(Beginning of Data for processing)
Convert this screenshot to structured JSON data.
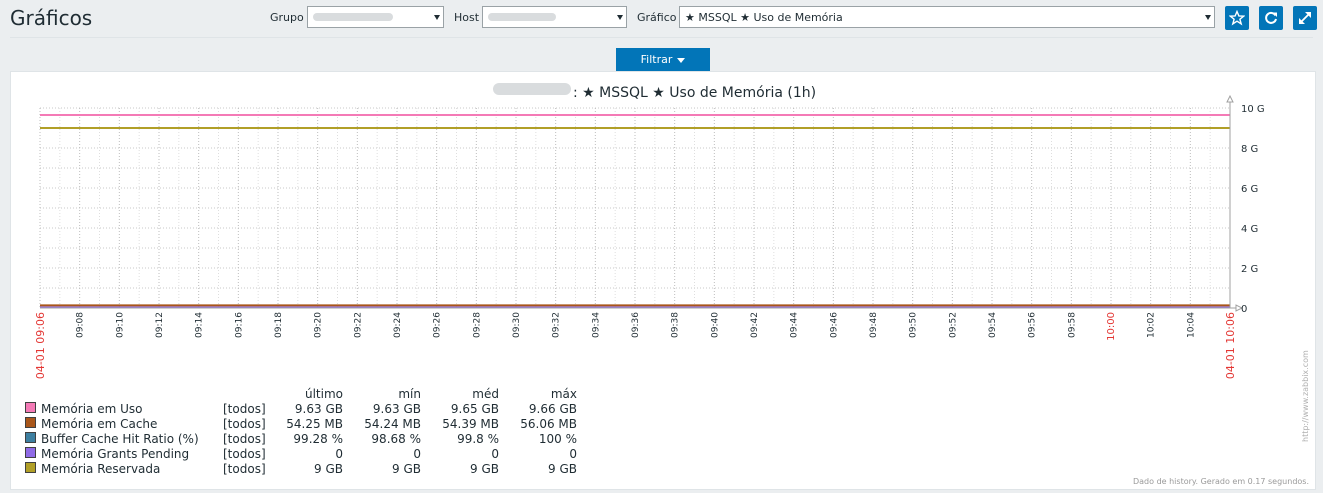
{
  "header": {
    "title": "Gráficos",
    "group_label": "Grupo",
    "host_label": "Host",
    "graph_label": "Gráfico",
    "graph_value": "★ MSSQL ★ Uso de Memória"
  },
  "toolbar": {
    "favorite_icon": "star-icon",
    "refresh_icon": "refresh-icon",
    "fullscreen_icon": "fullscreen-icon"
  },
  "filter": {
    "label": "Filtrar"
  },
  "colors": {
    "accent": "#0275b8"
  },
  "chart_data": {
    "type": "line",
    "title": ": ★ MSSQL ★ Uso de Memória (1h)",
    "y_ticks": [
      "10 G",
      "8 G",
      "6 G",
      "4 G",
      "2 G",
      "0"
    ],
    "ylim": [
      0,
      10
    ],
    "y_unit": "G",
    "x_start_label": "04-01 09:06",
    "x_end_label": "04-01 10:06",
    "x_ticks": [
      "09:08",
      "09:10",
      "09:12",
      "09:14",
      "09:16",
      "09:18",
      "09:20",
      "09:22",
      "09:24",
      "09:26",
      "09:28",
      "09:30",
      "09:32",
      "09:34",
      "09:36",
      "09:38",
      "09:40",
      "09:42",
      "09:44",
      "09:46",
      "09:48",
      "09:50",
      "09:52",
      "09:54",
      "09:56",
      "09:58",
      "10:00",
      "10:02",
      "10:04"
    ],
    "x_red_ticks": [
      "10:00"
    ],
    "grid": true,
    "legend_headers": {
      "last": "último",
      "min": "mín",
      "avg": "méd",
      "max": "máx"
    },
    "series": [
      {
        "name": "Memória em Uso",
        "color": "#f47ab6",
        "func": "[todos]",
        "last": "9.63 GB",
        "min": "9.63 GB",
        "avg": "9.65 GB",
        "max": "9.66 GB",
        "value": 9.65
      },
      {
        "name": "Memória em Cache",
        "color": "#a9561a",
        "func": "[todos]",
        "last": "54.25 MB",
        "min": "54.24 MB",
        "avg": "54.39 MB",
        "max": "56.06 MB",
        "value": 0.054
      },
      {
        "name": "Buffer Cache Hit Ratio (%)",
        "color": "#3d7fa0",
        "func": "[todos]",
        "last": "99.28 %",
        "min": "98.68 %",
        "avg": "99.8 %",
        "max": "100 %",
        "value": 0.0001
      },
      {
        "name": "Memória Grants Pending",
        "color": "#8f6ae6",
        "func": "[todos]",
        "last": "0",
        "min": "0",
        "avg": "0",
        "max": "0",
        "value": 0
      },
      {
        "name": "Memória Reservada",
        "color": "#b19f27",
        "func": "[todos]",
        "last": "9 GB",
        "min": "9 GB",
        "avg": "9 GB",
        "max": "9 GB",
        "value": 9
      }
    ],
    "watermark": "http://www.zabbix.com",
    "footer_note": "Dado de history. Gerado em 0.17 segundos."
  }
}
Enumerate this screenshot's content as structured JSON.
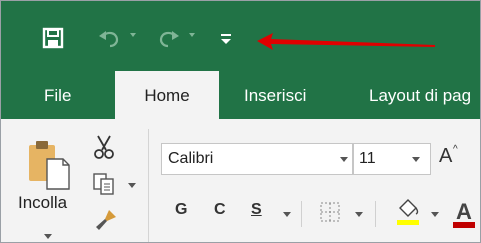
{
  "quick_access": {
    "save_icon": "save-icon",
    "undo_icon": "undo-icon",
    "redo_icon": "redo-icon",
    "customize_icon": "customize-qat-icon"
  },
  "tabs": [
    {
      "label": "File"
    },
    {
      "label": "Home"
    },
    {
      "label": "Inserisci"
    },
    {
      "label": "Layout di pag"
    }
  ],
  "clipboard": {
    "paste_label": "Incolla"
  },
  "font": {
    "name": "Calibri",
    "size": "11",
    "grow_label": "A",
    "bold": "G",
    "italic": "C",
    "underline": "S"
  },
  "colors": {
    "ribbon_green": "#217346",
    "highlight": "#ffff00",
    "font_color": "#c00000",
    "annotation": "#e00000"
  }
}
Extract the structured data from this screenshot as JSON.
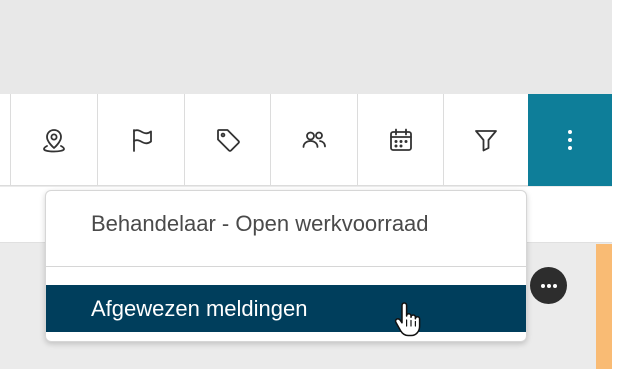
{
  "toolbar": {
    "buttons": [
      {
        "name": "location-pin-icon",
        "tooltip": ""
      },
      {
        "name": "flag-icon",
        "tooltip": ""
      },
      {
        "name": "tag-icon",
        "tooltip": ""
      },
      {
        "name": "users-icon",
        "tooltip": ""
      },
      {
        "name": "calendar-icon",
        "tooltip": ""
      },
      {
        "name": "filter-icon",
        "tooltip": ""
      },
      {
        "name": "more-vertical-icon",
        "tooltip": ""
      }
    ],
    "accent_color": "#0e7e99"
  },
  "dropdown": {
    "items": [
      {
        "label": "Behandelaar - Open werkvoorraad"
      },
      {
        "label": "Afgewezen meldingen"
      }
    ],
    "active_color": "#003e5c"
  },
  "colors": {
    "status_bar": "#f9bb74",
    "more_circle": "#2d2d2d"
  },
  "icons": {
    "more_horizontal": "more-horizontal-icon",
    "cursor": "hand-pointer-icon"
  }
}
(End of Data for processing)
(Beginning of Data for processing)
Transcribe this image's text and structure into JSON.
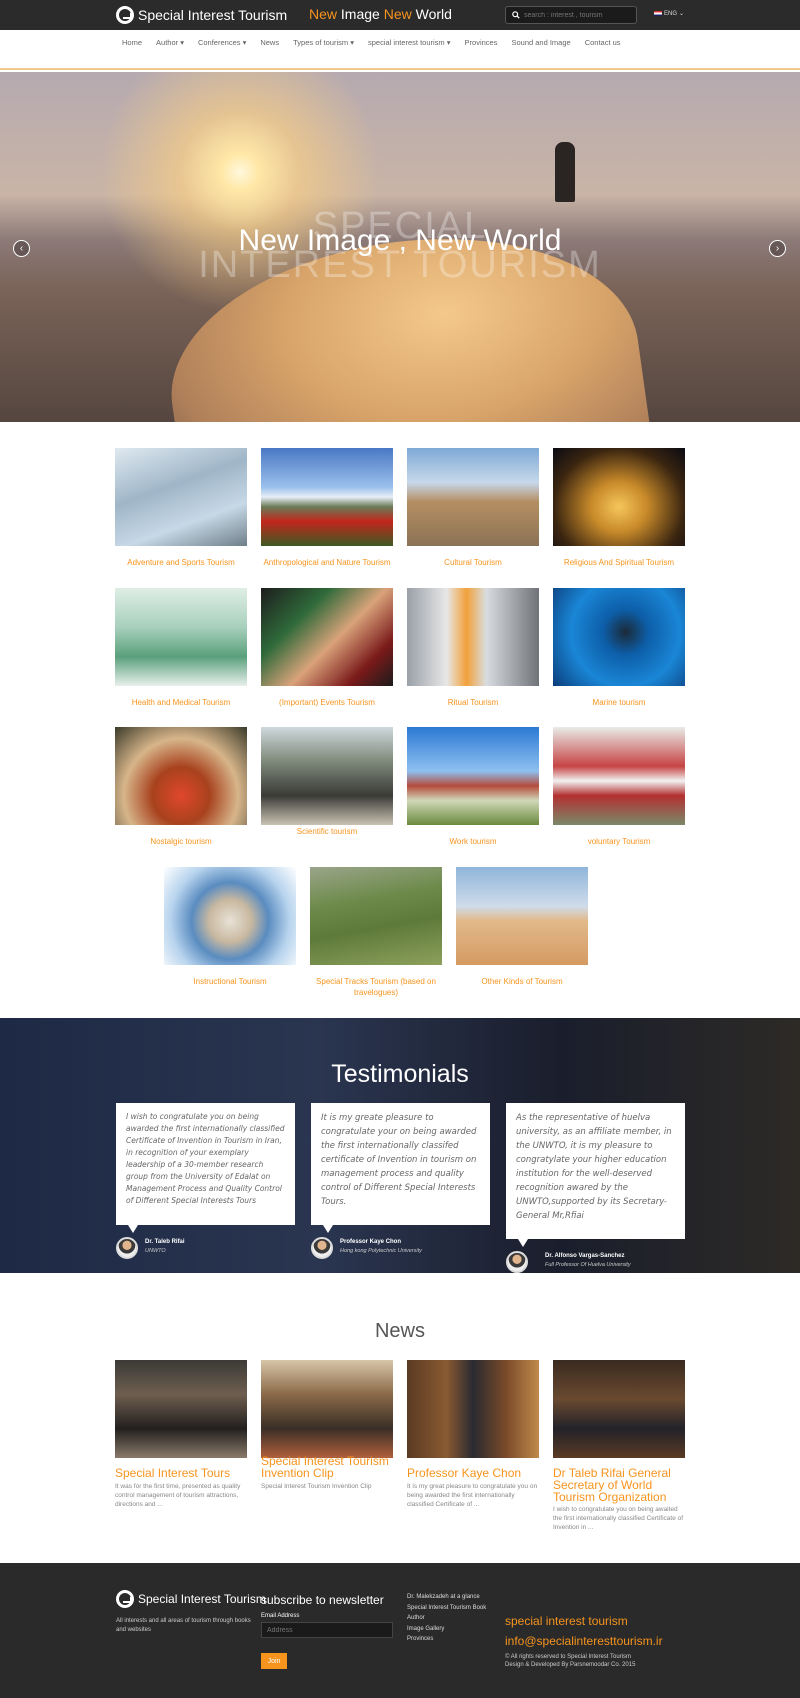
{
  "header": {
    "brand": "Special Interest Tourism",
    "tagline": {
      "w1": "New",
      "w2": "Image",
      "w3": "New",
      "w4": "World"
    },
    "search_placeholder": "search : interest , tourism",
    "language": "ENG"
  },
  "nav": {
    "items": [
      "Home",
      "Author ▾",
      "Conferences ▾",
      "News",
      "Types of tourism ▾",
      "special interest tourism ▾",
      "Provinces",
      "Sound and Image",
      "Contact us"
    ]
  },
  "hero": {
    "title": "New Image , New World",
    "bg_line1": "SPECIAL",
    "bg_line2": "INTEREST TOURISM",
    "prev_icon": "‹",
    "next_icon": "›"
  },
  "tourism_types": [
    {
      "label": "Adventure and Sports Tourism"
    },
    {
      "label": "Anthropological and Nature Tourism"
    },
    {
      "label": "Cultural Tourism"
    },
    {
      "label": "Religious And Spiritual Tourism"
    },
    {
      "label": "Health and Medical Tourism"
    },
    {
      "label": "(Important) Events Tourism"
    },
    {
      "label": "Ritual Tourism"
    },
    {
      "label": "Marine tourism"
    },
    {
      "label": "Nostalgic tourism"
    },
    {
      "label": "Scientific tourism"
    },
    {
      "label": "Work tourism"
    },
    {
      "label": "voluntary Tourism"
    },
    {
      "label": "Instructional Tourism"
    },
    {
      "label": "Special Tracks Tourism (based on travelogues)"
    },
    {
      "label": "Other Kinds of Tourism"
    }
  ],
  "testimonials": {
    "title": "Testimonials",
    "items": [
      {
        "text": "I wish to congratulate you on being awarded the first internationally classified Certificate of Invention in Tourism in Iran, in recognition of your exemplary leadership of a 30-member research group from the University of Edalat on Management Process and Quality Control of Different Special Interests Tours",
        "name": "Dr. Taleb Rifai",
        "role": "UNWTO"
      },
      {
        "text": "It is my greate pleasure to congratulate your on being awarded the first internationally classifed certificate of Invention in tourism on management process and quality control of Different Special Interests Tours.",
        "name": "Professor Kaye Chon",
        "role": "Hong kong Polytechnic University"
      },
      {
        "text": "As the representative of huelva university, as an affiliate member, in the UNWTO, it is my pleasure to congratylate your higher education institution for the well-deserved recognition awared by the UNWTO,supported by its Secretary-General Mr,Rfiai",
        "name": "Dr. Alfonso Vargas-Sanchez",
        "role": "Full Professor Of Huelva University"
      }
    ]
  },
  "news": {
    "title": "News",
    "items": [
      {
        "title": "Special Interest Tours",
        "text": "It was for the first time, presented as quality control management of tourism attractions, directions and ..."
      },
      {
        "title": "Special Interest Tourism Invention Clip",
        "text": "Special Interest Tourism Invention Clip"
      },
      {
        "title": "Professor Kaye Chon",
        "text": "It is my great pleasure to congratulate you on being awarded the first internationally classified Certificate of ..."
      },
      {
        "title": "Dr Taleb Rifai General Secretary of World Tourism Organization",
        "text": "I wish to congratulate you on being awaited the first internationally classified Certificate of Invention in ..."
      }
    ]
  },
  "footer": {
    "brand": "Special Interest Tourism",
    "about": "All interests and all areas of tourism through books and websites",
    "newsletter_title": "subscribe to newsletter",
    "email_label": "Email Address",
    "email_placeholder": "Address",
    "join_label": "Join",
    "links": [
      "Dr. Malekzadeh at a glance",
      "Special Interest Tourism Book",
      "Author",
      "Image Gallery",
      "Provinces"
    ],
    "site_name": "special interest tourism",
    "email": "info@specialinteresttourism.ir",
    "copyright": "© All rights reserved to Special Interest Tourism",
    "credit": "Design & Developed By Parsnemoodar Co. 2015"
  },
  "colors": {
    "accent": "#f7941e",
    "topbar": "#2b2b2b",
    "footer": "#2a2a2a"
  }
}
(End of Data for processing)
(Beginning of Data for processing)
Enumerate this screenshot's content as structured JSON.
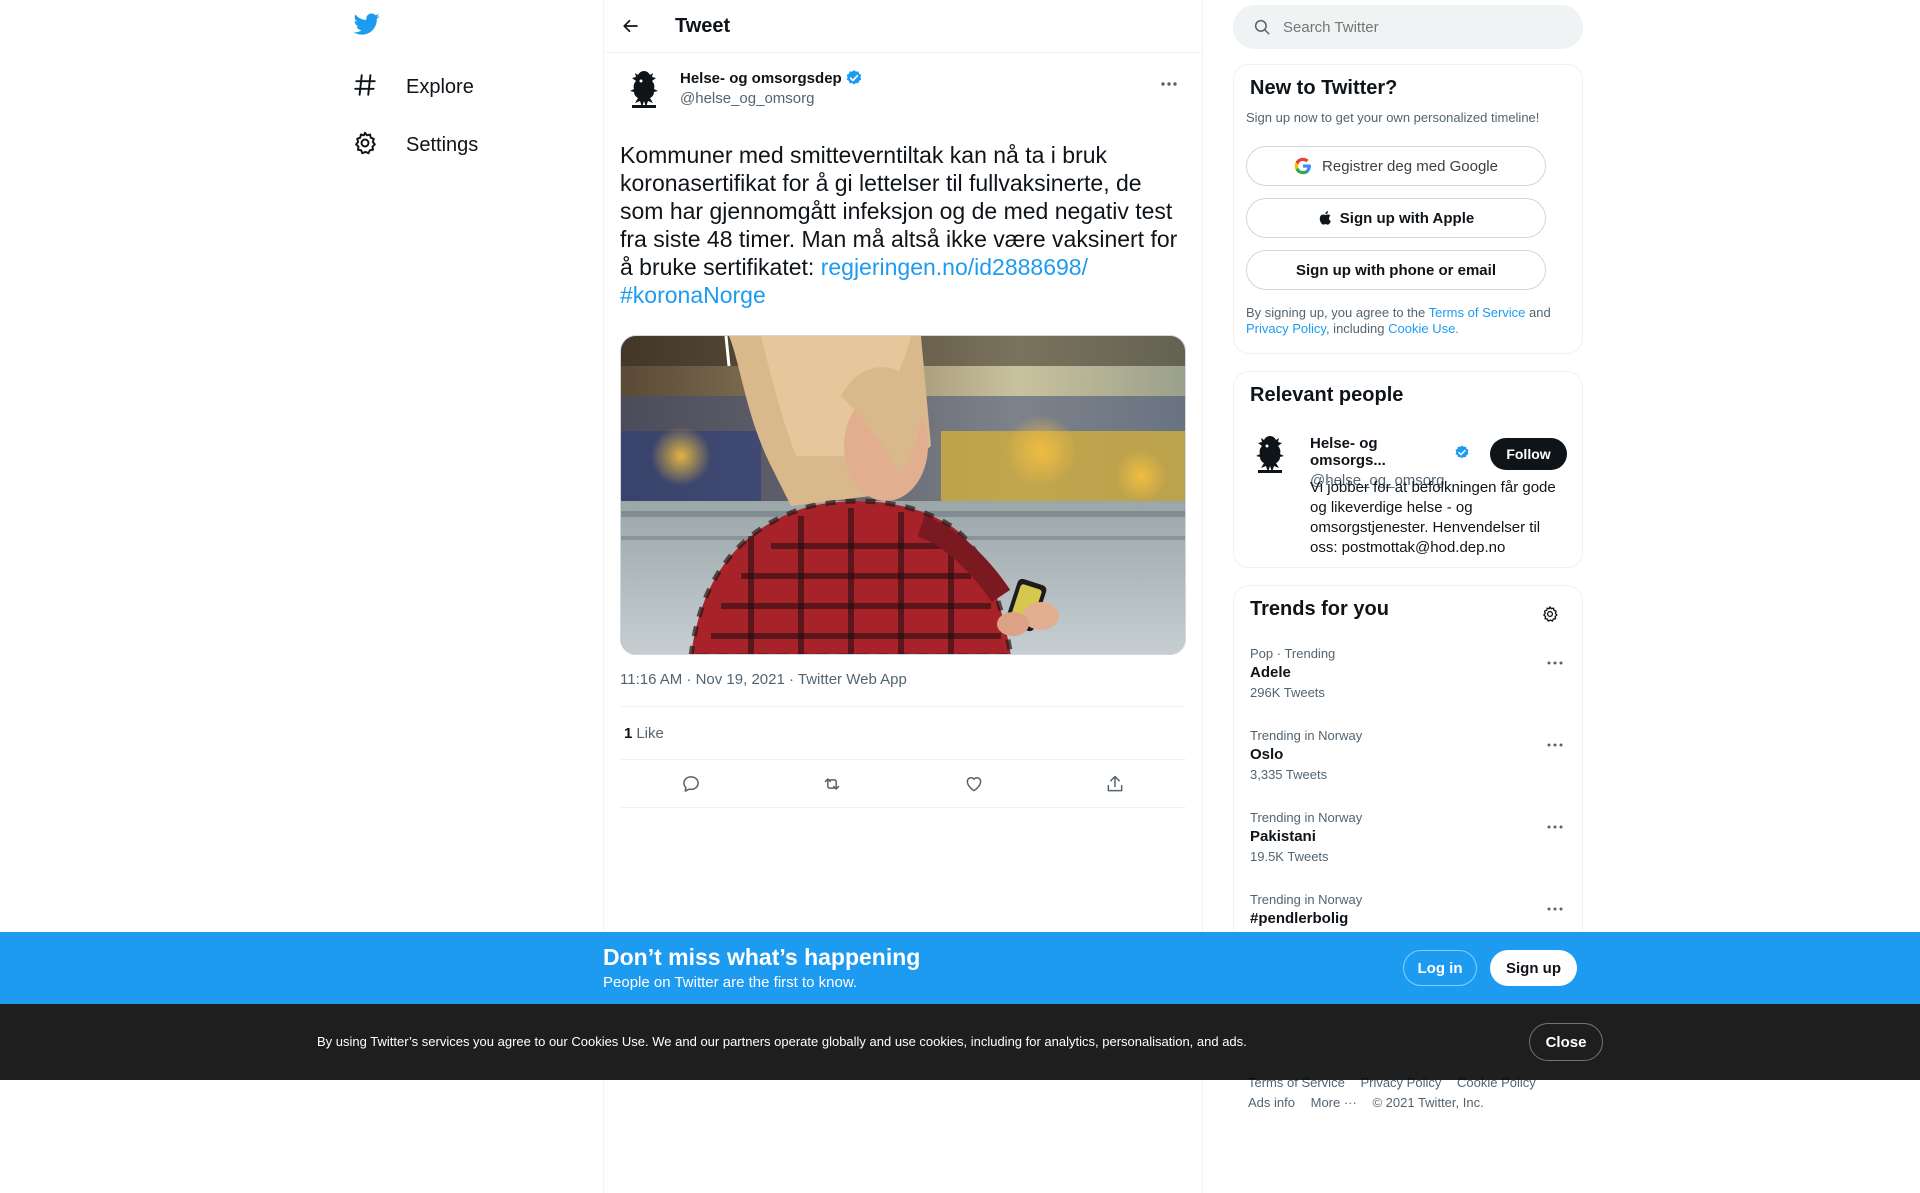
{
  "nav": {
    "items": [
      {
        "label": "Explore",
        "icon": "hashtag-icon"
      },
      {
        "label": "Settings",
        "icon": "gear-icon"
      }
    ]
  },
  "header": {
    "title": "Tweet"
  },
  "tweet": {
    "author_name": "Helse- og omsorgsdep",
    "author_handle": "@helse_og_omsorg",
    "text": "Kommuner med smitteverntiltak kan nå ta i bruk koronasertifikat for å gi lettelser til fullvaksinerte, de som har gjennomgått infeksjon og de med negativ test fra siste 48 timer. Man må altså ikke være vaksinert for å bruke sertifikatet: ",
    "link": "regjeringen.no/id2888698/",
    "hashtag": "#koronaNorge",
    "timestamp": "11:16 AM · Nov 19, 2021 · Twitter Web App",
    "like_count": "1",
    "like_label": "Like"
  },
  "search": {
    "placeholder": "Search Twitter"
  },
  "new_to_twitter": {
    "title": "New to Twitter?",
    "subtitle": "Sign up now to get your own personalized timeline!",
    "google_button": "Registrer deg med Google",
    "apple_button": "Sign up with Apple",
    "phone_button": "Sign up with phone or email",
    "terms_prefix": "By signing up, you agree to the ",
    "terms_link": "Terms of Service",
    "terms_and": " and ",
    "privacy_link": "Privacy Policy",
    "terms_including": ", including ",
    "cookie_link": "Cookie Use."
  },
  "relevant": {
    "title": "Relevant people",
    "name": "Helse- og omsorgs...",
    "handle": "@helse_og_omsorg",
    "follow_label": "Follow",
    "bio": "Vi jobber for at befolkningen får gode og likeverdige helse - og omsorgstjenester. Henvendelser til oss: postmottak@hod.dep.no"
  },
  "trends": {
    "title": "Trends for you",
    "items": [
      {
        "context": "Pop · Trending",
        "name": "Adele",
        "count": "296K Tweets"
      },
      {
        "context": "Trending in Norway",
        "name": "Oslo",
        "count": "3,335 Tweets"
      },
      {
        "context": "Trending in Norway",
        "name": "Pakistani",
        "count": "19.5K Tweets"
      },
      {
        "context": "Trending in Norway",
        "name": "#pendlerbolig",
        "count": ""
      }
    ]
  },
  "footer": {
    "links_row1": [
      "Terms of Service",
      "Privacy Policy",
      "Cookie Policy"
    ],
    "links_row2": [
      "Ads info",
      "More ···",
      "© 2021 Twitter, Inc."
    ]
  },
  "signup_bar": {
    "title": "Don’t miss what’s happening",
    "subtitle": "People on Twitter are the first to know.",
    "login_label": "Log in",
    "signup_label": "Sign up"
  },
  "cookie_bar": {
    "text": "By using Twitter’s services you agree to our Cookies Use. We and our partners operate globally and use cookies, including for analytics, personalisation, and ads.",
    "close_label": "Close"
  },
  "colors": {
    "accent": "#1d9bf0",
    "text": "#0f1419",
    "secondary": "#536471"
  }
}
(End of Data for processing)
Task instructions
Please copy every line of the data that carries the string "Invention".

The completed task
        "text": "I wish to congratulate you on being awarded the first internationally classified Certificate of Invention in Tourism in Iran, in recognition of your exemplary leadership of a 30-member research group from the University of Edalat on Management Process and Quality Control of Different Special Interests Tours",
        "text": "It is my greate pleasure to congratulate your on being awarded the first internationally classifed certificate of Invention in tourism on management process and quality control of Different Special Interests Tours.",
        "title": "Special Interest Tourism Invention Clip",
        "text": "Special Interest Tourism Invention Clip"
        "text": "I wish to congratulate you on being awaited the first internationally classified Certificate of Invention in ..."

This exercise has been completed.